Tashlich by Lee Sharkey


I kneaded a loaf of my failings and fed it to the fish.
Sleepless, worn thin by presumption,
pierced by regret, I stumbled, fumble-tongued.
I woke. Something was golden and riding the wind:
either it was small and close or it was large and distant,
maybe a spider dancing on a thread,
maybe a leaf in a languid loop de loop
I was drawn to enter.
For a moment I had the integrity of an envelope,
for a moment I was a bush flowered with bees,
a beaver pond’s stilled eye.
Then wind swept in a tunnel where leaves came tumbling,
first gold, then terra cotta. One step, another.
One mother’s child, one father’s darling following,
bent-kneed, wind-combed—
My friend says we are all strands in the web of life,
ethereal beings waiting to taste the flowers.
I have Jewish feet and a feet-on-the-ground stubbornness;
I’m not much for such vocabularies. Where I come from
whoever heard of an afterlife.
But mother said spoon and I said spoon,
mother said Don’t touch the filthy ashtray and I said
Here mommy, filthy ashtray mommy said don’t touch.
Words travel through pitch-dark centuries
to touch my recalcitrant body.
Ruach, they say and I say ruach.

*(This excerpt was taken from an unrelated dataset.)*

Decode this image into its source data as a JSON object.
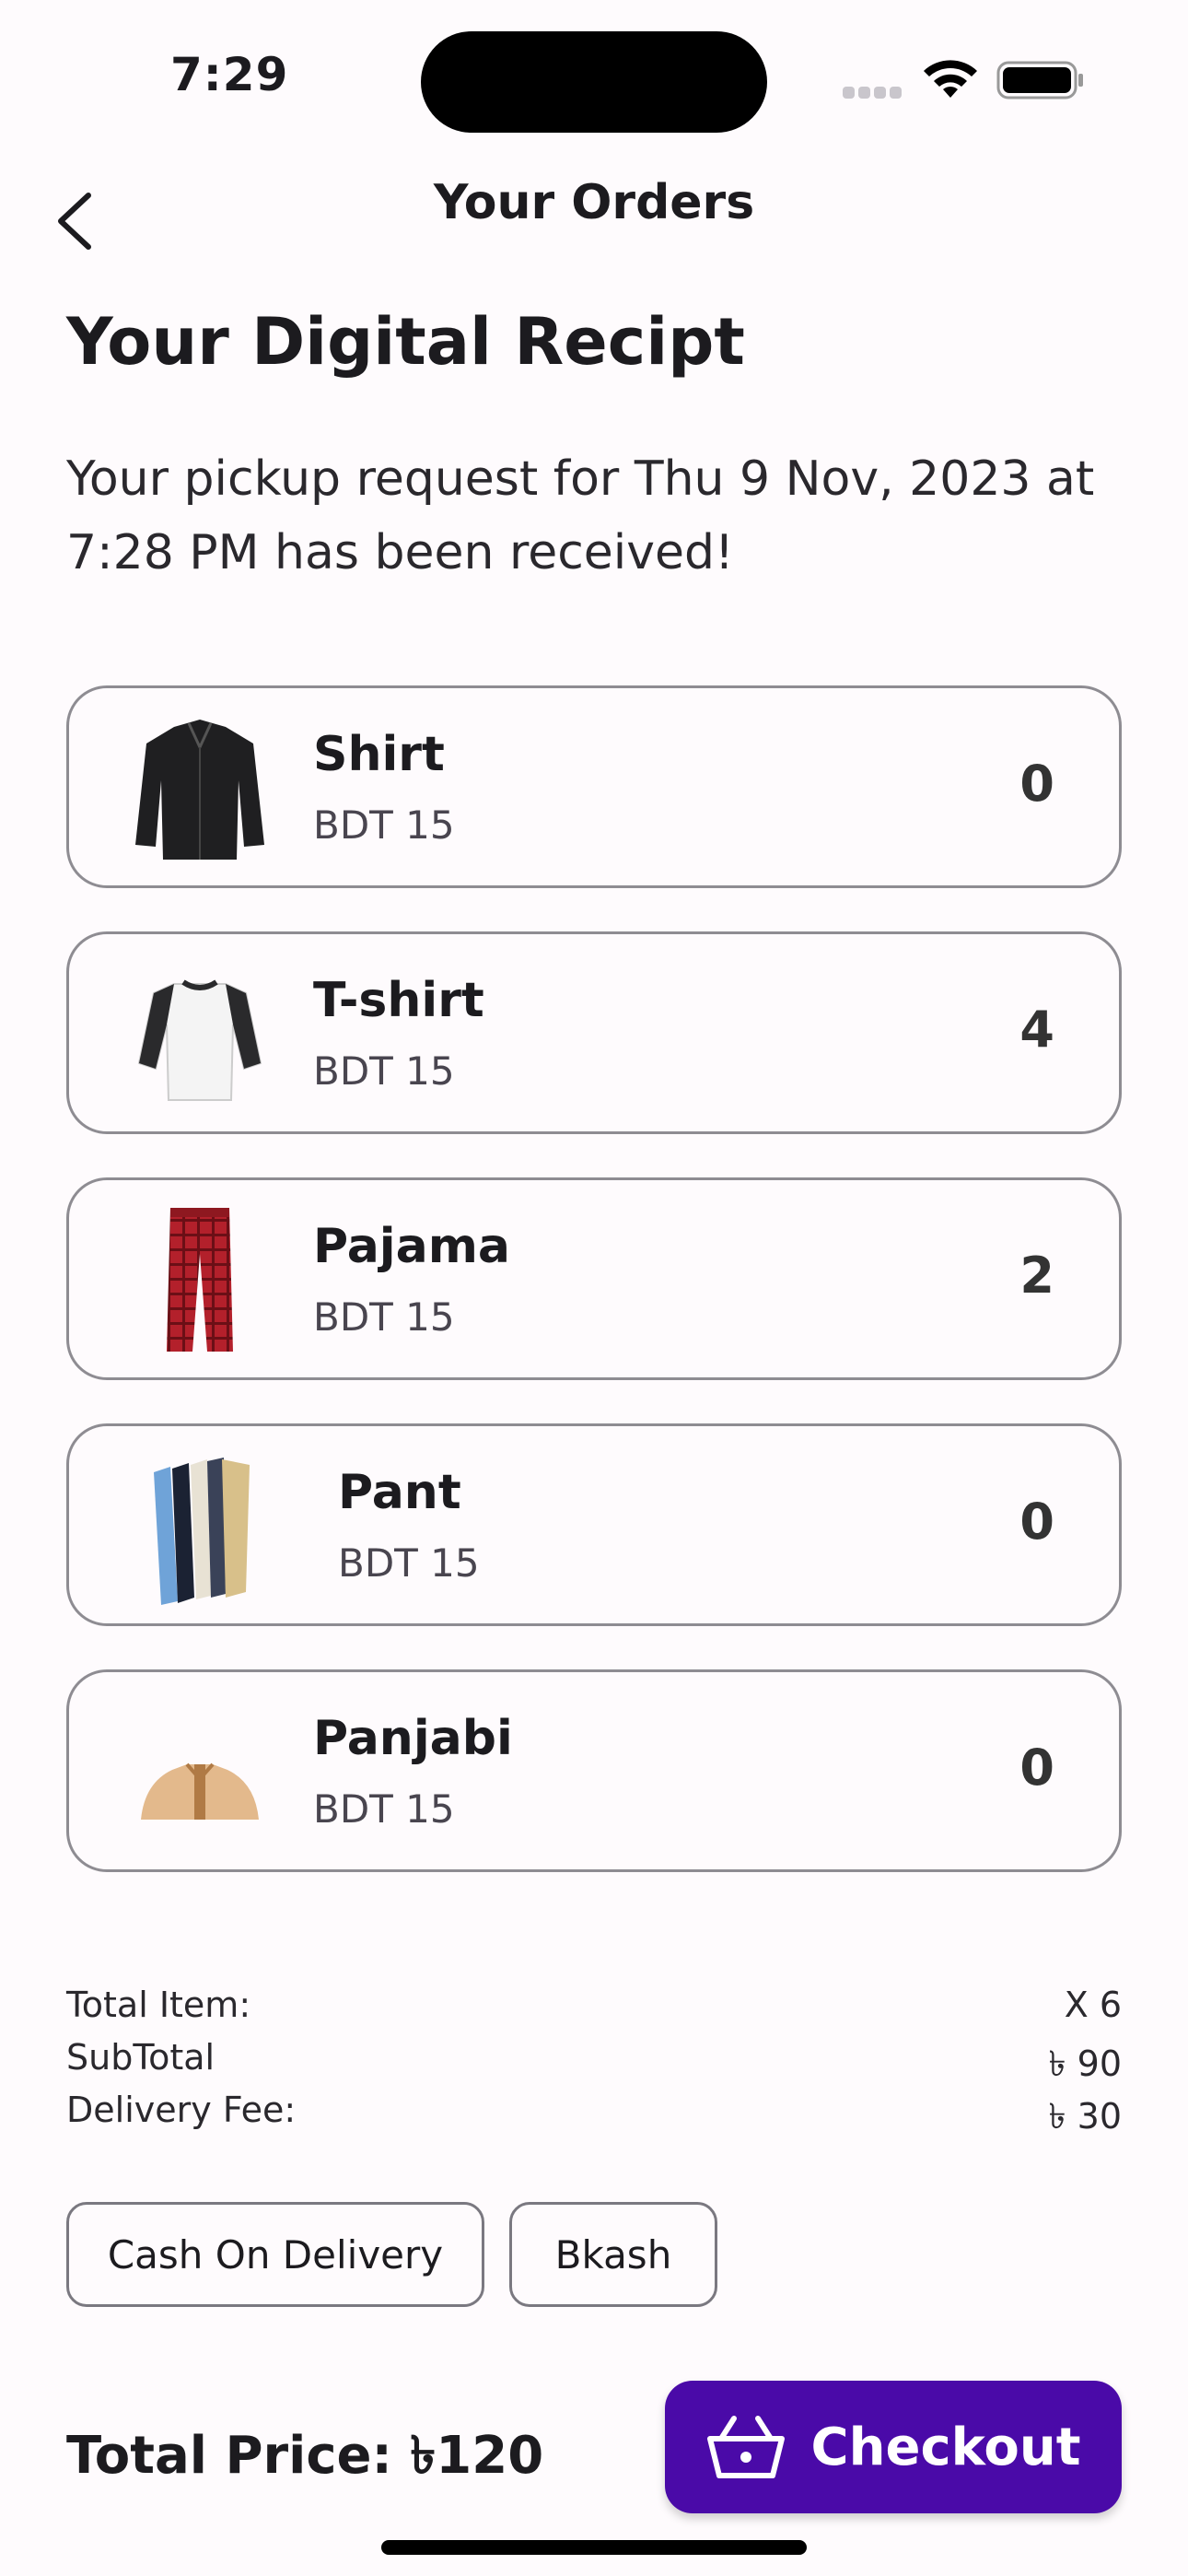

Ruach, Hebrew for "breath"

This poem was the winner of the 2016 RHINO Editor's Prize.